[Component data from apps and pages]
■ ■ ■ ■ ■

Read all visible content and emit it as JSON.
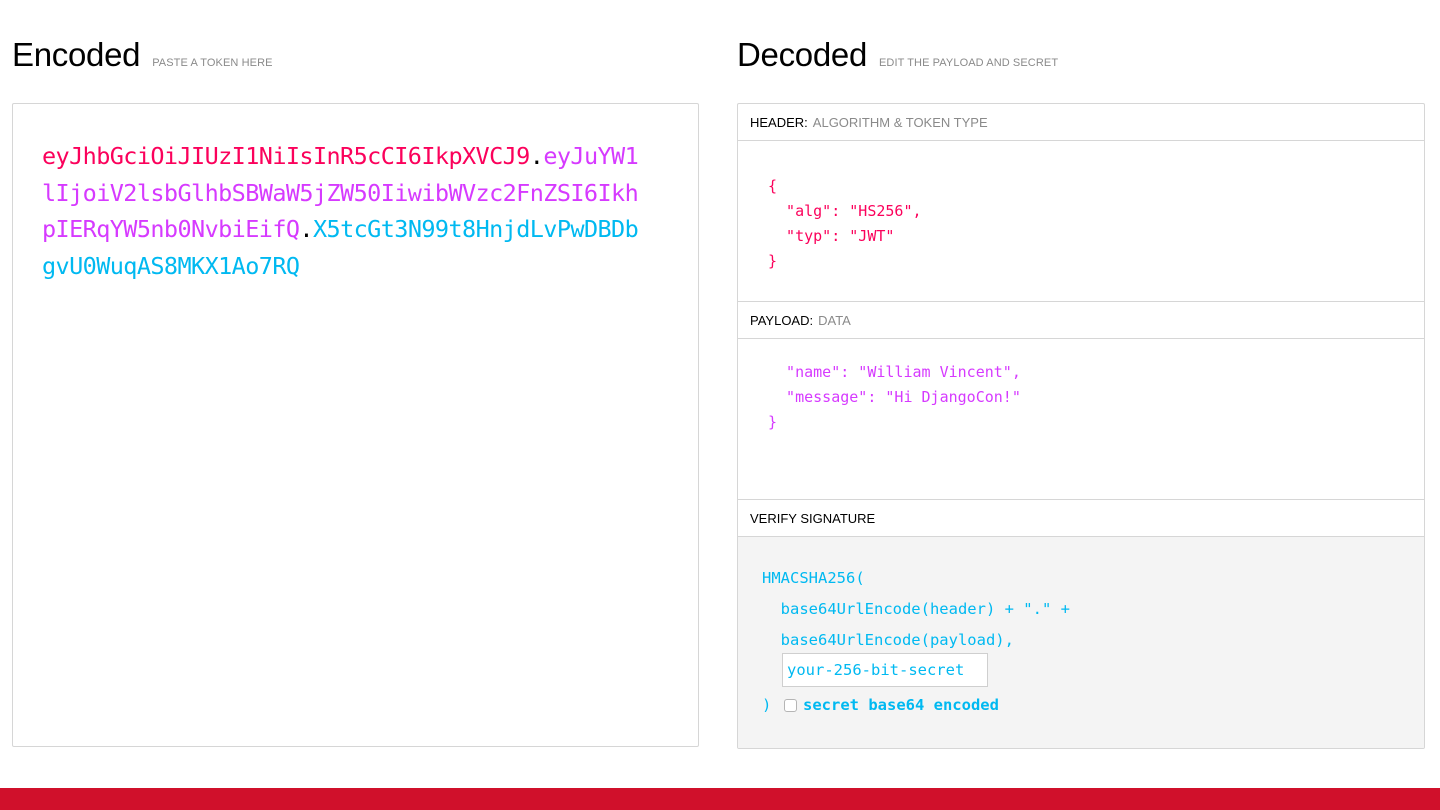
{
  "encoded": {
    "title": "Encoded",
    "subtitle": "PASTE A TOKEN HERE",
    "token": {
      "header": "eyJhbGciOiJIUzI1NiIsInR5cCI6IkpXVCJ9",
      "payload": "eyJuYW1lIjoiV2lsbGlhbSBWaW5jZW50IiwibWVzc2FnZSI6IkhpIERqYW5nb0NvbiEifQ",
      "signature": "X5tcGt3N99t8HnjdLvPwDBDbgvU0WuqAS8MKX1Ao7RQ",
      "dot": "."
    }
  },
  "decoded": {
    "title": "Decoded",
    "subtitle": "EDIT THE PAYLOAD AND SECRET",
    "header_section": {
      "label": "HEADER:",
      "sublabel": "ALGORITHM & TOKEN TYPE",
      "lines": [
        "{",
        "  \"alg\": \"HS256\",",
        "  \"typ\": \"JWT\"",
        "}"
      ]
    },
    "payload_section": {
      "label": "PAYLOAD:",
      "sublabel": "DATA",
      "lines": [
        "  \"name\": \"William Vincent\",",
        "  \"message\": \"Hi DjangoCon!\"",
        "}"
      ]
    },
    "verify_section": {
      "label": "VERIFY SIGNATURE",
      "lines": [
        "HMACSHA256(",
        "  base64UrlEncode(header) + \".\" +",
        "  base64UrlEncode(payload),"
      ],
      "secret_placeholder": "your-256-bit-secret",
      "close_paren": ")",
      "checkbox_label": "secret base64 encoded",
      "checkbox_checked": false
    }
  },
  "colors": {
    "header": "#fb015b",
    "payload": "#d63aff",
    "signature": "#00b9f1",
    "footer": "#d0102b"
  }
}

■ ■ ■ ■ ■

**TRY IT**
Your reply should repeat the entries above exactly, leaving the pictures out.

**SOLUTION TO THIS TASK**
Read all visible content and emit it as JSON.
{
  "encoded": {
    "title": "Encoded",
    "subtitle": "PASTE A TOKEN HERE",
    "token": {
      "header": "eyJhbGciOiJIUzI1NiIsInR5cCI6IkpXVCJ9",
      "payload": "eyJuYW1lIjoiV2lsbGlhbSBWaW5jZW50IiwibWVzc2FnZSI6IkhpIERqYW5nb0NvbiEifQ",
      "signature": "X5tcGt3N99t8HnjdLvPwDBDbgvU0WuqAS8MKX1Ao7RQ",
      "dot": "."
    }
  },
  "decoded": {
    "title": "Decoded",
    "subtitle": "EDIT THE PAYLOAD AND SECRET",
    "header_section": {
      "label": "HEADER:",
      "sublabel": "ALGORITHM & TOKEN TYPE",
      "lines": [
        "{",
        "  \"alg\": \"HS256\",",
        "  \"typ\": \"JWT\"",
        "}"
      ]
    },
    "payload_section": {
      "label": "PAYLOAD:",
      "sublabel": "DATA",
      "lines": [
        "  \"name\": \"William Vincent\",",
        "  \"message\": \"Hi DjangoCon!\"",
        "}"
      ]
    },
    "verify_section": {
      "label": "VERIFY SIGNATURE",
      "lines": [
        "HMACSHA256(",
        "  base64UrlEncode(header) + \".\" +",
        "  base64UrlEncode(payload),"
      ],
      "secret_placeholder": "your-256-bit-secret",
      "close_paren": ")",
      "checkbox_label": "secret base64 encoded",
      "checkbox_checked": false
    }
  },
  "colors": {
    "header": "#fb015b",
    "payload": "#d63aff",
    "signature": "#00b9f1",
    "footer": "#d0102b"
  }
}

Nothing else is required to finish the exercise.